**INFORMATION SHOWN**:

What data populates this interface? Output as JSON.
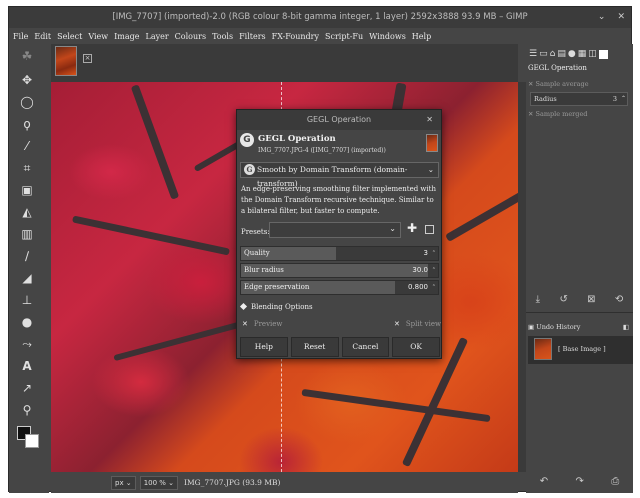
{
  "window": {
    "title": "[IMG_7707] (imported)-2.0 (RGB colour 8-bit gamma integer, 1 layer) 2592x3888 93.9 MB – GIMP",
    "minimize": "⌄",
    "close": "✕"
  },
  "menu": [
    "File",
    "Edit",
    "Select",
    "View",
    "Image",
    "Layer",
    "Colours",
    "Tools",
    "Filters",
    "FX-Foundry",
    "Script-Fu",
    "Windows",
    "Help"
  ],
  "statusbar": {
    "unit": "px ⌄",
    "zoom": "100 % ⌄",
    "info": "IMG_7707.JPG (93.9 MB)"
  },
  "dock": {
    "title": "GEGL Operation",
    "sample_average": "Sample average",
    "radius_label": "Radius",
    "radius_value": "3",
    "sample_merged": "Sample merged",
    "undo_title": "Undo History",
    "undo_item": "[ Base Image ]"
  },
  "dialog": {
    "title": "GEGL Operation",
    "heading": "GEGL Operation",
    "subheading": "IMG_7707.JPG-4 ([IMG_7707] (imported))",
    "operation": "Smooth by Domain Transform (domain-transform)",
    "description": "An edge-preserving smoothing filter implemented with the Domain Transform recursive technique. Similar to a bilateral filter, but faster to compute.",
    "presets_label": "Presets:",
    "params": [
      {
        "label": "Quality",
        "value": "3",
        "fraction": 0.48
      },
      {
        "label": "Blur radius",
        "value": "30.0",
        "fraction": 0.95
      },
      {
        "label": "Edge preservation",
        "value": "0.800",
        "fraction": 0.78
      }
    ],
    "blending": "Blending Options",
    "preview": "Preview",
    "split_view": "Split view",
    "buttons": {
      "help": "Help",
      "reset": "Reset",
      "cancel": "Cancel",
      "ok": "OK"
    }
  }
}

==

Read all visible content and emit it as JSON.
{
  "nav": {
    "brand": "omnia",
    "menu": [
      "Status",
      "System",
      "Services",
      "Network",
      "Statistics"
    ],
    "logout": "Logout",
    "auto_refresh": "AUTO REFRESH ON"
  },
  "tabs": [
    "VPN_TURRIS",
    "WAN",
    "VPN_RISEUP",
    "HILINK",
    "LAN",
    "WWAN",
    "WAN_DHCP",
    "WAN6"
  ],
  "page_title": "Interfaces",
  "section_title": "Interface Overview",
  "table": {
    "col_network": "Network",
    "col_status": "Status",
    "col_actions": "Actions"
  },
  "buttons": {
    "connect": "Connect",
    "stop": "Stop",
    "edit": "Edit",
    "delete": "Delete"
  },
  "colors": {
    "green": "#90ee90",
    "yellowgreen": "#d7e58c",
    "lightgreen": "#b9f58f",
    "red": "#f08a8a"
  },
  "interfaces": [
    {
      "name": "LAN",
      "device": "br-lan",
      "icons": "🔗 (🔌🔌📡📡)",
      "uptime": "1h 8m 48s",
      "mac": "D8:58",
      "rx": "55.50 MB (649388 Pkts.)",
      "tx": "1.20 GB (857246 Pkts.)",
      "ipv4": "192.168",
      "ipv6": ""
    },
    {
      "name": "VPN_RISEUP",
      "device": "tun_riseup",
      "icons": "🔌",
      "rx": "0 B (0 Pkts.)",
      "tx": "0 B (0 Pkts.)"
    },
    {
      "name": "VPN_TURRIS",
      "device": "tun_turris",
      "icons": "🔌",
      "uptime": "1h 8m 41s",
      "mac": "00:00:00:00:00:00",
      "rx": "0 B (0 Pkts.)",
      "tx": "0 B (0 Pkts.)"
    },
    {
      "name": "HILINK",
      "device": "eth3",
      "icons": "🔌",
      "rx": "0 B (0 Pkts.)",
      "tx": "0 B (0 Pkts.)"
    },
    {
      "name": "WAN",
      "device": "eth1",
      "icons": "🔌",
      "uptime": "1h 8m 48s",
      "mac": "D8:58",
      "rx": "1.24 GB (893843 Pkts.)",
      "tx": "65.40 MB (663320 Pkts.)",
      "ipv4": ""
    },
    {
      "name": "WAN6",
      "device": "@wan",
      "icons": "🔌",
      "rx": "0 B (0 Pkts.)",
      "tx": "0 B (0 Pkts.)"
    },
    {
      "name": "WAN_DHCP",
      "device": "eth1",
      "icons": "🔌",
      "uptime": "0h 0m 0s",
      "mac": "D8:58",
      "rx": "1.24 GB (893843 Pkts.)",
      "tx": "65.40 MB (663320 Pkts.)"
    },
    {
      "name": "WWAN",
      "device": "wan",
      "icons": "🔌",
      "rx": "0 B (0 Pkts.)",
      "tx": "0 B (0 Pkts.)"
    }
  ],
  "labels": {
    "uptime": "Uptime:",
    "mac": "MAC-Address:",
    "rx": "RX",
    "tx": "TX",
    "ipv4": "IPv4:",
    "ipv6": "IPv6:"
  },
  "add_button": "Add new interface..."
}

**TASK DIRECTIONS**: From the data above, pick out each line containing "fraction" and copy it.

**EXERCISE RESULT**:
        "fraction": 0.48
        "fraction": 0.95
        "fraction": 0.78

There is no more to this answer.